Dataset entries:
***

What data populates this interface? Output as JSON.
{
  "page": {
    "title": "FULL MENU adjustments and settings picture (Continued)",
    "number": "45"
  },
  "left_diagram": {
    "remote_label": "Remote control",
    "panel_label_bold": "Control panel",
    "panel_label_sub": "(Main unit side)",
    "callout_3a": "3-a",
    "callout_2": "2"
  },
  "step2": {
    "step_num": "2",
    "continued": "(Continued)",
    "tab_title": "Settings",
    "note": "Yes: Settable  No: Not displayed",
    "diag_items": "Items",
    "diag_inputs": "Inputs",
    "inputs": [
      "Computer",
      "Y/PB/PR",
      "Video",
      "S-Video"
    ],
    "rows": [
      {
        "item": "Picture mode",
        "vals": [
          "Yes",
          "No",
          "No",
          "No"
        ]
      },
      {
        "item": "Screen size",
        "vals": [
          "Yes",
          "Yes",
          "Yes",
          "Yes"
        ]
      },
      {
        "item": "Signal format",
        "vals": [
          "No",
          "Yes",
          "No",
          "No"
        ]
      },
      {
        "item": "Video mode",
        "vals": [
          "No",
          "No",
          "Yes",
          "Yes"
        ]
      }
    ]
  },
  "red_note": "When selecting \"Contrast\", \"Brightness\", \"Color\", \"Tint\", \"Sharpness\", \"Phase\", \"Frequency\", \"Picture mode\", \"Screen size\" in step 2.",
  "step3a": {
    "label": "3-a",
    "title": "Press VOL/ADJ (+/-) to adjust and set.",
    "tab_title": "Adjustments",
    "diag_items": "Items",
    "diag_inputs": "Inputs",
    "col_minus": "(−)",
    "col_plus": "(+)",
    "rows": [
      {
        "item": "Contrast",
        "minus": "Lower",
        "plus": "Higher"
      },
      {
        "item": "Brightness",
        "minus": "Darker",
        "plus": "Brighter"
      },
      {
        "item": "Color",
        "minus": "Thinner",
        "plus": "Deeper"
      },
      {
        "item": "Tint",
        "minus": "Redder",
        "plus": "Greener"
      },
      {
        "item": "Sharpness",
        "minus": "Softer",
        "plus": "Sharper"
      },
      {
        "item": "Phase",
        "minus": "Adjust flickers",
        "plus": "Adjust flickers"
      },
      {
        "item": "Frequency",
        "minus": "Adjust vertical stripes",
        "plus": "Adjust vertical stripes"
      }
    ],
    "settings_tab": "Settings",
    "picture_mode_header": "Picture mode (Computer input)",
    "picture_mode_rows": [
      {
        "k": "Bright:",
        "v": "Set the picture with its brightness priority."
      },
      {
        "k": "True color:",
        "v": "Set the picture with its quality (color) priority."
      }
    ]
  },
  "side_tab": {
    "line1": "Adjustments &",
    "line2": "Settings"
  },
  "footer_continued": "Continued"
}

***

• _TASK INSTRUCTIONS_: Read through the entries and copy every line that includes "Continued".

• _REPLY_:
    "title": "FULL MENU adjustments and settings picture (Continued)",
    "continued": "(Continued)",
  "footer_continued": "Continued"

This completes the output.